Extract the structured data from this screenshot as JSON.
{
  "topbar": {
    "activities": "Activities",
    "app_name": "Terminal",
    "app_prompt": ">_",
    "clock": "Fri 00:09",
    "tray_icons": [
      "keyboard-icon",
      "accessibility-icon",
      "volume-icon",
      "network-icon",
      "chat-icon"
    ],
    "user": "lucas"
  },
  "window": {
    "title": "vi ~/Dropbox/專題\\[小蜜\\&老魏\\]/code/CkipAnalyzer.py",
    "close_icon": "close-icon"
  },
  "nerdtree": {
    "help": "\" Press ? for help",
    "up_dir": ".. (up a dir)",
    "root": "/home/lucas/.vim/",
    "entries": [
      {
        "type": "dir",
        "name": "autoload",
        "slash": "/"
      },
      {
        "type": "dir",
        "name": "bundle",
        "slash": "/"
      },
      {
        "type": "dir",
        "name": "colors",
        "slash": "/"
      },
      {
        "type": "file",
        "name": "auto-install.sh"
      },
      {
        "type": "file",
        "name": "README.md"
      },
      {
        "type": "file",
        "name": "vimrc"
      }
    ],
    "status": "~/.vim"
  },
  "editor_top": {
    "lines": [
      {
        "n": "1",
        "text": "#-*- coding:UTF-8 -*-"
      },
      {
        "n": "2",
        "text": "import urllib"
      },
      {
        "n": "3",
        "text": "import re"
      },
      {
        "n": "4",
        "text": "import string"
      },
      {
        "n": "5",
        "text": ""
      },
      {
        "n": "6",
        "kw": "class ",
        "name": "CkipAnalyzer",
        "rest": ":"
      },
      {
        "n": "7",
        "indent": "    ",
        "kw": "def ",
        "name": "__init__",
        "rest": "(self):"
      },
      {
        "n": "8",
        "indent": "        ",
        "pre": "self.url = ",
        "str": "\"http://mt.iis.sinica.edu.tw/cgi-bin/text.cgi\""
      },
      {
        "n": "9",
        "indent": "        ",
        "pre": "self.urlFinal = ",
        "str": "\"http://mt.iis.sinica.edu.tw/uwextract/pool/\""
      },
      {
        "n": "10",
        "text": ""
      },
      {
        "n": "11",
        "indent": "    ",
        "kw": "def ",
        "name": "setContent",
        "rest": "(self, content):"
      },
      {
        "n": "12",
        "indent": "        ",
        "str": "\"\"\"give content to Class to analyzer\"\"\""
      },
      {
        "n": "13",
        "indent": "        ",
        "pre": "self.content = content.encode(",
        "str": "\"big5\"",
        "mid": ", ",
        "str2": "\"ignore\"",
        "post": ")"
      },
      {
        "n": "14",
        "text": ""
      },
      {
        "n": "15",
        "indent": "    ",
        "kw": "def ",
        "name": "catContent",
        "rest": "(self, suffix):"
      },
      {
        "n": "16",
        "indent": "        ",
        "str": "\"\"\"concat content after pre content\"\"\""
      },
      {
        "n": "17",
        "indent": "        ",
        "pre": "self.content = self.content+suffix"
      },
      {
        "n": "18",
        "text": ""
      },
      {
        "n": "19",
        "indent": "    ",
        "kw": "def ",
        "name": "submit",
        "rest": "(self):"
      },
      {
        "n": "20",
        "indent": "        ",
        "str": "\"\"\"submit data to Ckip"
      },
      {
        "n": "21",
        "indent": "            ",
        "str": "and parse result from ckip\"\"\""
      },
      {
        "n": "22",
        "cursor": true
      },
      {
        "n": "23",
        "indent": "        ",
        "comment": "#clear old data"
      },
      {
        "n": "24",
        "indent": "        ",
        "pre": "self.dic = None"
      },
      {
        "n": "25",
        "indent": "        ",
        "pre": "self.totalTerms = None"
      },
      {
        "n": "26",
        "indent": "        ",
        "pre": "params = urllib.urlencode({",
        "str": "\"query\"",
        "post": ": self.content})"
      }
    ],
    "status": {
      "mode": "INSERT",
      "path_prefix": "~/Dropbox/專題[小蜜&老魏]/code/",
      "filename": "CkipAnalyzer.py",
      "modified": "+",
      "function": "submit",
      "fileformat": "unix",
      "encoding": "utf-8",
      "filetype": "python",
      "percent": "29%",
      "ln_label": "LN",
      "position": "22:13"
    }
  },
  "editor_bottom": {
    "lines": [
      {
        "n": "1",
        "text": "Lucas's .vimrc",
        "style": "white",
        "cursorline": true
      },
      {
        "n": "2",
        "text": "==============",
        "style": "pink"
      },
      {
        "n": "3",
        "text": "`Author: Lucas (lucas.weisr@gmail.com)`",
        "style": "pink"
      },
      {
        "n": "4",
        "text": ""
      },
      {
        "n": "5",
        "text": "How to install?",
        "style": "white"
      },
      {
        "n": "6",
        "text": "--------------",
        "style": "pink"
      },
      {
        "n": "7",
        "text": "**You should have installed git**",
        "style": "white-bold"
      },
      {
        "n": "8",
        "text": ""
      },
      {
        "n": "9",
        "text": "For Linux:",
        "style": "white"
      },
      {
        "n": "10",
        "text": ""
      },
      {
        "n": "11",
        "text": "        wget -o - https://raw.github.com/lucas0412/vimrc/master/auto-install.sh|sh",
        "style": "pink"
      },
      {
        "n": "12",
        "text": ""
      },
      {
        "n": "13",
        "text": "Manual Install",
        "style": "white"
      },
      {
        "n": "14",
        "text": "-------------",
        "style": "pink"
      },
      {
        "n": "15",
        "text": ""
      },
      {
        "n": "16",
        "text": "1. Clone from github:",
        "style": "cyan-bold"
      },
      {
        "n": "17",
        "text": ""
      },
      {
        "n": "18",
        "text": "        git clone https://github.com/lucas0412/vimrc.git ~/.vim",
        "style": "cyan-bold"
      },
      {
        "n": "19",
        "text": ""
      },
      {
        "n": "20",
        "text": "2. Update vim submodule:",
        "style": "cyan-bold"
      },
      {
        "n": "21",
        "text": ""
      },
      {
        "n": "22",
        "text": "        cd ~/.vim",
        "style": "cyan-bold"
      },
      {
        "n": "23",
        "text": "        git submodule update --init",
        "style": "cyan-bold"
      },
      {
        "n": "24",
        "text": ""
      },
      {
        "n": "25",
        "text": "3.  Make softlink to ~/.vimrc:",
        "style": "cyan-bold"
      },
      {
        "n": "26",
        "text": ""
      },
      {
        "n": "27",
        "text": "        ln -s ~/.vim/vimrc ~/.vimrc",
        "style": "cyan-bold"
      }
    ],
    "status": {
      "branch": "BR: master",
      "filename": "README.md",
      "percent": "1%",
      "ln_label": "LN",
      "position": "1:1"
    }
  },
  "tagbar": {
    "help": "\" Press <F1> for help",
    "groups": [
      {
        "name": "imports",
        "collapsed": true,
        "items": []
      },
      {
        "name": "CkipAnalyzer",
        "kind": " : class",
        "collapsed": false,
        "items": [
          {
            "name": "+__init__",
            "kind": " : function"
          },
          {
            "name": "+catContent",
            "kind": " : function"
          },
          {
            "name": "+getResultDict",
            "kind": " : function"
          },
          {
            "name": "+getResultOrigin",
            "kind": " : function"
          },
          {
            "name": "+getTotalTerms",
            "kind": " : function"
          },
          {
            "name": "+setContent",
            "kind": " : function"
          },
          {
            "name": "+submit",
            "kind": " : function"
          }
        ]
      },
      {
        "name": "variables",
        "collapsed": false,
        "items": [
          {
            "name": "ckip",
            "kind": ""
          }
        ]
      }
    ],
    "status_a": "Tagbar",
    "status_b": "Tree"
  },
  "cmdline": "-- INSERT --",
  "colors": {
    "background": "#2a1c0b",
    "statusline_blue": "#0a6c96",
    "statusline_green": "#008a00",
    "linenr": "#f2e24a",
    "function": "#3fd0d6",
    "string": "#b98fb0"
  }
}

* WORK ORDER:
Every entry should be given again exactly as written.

* RESPONSE AREA:
Extract the structured data from this screenshot as JSON.
{
  "topbar": {
    "activities": "Activities",
    "app_name": "Terminal",
    "app_prompt": ">_",
    "clock": "Fri 00:09",
    "tray_icons": [
      "keyboard-icon",
      "accessibility-icon",
      "volume-icon",
      "network-icon",
      "chat-icon"
    ],
    "user": "lucas"
  },
  "window": {
    "title": "vi ~/Dropbox/專題\\[小蜜\\&老魏\\]/code/CkipAnalyzer.py",
    "close_icon": "close-icon"
  },
  "nerdtree": {
    "help": "\" Press ? for help",
    "up_dir": ".. (up a dir)",
    "root": "/home/lucas/.vim/",
    "entries": [
      {
        "type": "dir",
        "name": "autoload",
        "slash": "/"
      },
      {
        "type": "dir",
        "name": "bundle",
        "slash": "/"
      },
      {
        "type": "dir",
        "name": "colors",
        "slash": "/"
      },
      {
        "type": "file",
        "name": "auto-install.sh"
      },
      {
        "type": "file",
        "name": "README.md"
      },
      {
        "type": "file",
        "name": "vimrc"
      }
    ],
    "status": "~/.vim"
  },
  "editor_top": {
    "lines": [
      {
        "n": "1",
        "text": "#-*- coding:UTF-8 -*-"
      },
      {
        "n": "2",
        "text": "import urllib"
      },
      {
        "n": "3",
        "text": "import re"
      },
      {
        "n": "4",
        "text": "import string"
      },
      {
        "n": "5",
        "text": ""
      },
      {
        "n": "6",
        "kw": "class ",
        "name": "CkipAnalyzer",
        "rest": ":"
      },
      {
        "n": "7",
        "indent": "    ",
        "kw": "def ",
        "name": "__init__",
        "rest": "(self):"
      },
      {
        "n": "8",
        "indent": "        ",
        "pre": "self.url = ",
        "str": "\"http://mt.iis.sinica.edu.tw/cgi-bin/text.cgi\""
      },
      {
        "n": "9",
        "indent": "        ",
        "pre": "self.urlFinal = ",
        "str": "\"http://mt.iis.sinica.edu.tw/uwextract/pool/\""
      },
      {
        "n": "10",
        "text": ""
      },
      {
        "n": "11",
        "indent": "    ",
        "kw": "def ",
        "name": "setContent",
        "rest": "(self, content):"
      },
      {
        "n": "12",
        "indent": "        ",
        "str": "\"\"\"give content to Class to analyzer\"\"\""
      },
      {
        "n": "13",
        "indent": "        ",
        "pre": "self.content = content.encode(",
        "str": "\"big5\"",
        "mid": ", ",
        "str2": "\"ignore\"",
        "post": ")"
      },
      {
        "n": "14",
        "text": ""
      },
      {
        "n": "15",
        "indent": "    ",
        "kw": "def ",
        "name": "catContent",
        "rest": "(self, suffix):"
      },
      {
        "n": "16",
        "indent": "        ",
        "str": "\"\"\"concat content after pre content\"\"\""
      },
      {
        "n": "17",
        "indent": "        ",
        "pre": "self.content = self.content+suffix"
      },
      {
        "n": "18",
        "text": ""
      },
      {
        "n": "19",
        "indent": "    ",
        "kw": "def ",
        "name": "submit",
        "rest": "(self):"
      },
      {
        "n": "20",
        "indent": "        ",
        "str": "\"\"\"submit data to Ckip"
      },
      {
        "n": "21",
        "indent": "            ",
        "str": "and parse result from ckip\"\"\""
      },
      {
        "n": "22",
        "cursor": true
      },
      {
        "n": "23",
        "indent": "        ",
        "comment": "#clear old data"
      },
      {
        "n": "24",
        "indent": "        ",
        "pre": "self.dic = None"
      },
      {
        "n": "25",
        "indent": "        ",
        "pre": "self.totalTerms = None"
      },
      {
        "n": "26",
        "indent": "        ",
        "pre": "params = urllib.urlencode({",
        "str": "\"query\"",
        "post": ": self.content})"
      }
    ],
    "status": {
      "mode": "INSERT",
      "path_prefix": "~/Dropbox/專題[小蜜&老魏]/code/",
      "filename": "CkipAnalyzer.py",
      "modified": "+",
      "function": "submit",
      "fileformat": "unix",
      "encoding": "utf-8",
      "filetype": "python",
      "percent": "29%",
      "ln_label": "LN",
      "position": "22:13"
    }
  },
  "editor_bottom": {
    "lines": [
      {
        "n": "1",
        "text": "Lucas's .vimrc",
        "style": "white",
        "cursorline": true
      },
      {
        "n": "2",
        "text": "==============",
        "style": "pink"
      },
      {
        "n": "3",
        "text": "`Author: Lucas (lucas.weisr@gmail.com)`",
        "style": "pink"
      },
      {
        "n": "4",
        "text": ""
      },
      {
        "n": "5",
        "text": "How to install?",
        "style": "white"
      },
      {
        "n": "6",
        "text": "--------------",
        "style": "pink"
      },
      {
        "n": "7",
        "text": "**You should have installed git**",
        "style": "white-bold"
      },
      {
        "n": "8",
        "text": ""
      },
      {
        "n": "9",
        "text": "For Linux:",
        "style": "white"
      },
      {
        "n": "10",
        "text": ""
      },
      {
        "n": "11",
        "text": "        wget -o - https://raw.github.com/lucas0412/vimrc/master/auto-install.sh|sh",
        "style": "pink"
      },
      {
        "n": "12",
        "text": ""
      },
      {
        "n": "13",
        "text": "Manual Install",
        "style": "white"
      },
      {
        "n": "14",
        "text": "-------------",
        "style": "pink"
      },
      {
        "n": "15",
        "text": ""
      },
      {
        "n": "16",
        "text": "1. Clone from github:",
        "style": "cyan-bold"
      },
      {
        "n": "17",
        "text": ""
      },
      {
        "n": "18",
        "text": "        git clone https://github.com/lucas0412/vimrc.git ~/.vim",
        "style": "cyan-bold"
      },
      {
        "n": "19",
        "text": ""
      },
      {
        "n": "20",
        "text": "2. Update vim submodule:",
        "style": "cyan-bold"
      },
      {
        "n": "21",
        "text": ""
      },
      {
        "n": "22",
        "text": "        cd ~/.vim",
        "style": "cyan-bold"
      },
      {
        "n": "23",
        "text": "        git submodule update --init",
        "style": "cyan-bold"
      },
      {
        "n": "24",
        "text": ""
      },
      {
        "n": "25",
        "text": "3.  Make softlink to ~/.vimrc:",
        "style": "cyan-bold"
      },
      {
        "n": "26",
        "text": ""
      },
      {
        "n": "27",
        "text": "        ln -s ~/.vim/vimrc ~/.vimrc",
        "style": "cyan-bold"
      }
    ],
    "status": {
      "branch": "BR: master",
      "filename": "README.md",
      "percent": "1%",
      "ln_label": "LN",
      "position": "1:1"
    }
  },
  "tagbar": {
    "help": "\" Press <F1> for help",
    "groups": [
      {
        "name": "imports",
        "collapsed": true,
        "items": []
      },
      {
        "name": "CkipAnalyzer",
        "kind": " : class",
        "collapsed": false,
        "items": [
          {
            "name": "+__init__",
            "kind": " : function"
          },
          {
            "name": "+catContent",
            "kind": " : function"
          },
          {
            "name": "+getResultDict",
            "kind": " : function"
          },
          {
            "name": "+getResultOrigin",
            "kind": " : function"
          },
          {
            "name": "+getTotalTerms",
            "kind": " : function"
          },
          {
            "name": "+setContent",
            "kind": " : function"
          },
          {
            "name": "+submit",
            "kind": " : function"
          }
        ]
      },
      {
        "name": "variables",
        "collapsed": false,
        "items": [
          {
            "name": "ckip",
            "kind": ""
          }
        ]
      }
    ],
    "status_a": "Tagbar",
    "status_b": "Tree"
  },
  "cmdline": "-- INSERT --",
  "colors": {
    "background": "#2a1c0b",
    "statusline_blue": "#0a6c96",
    "statusline_green": "#008a00",
    "linenr": "#f2e24a",
    "function": "#3fd0d6",
    "string": "#b98fb0"
  }
}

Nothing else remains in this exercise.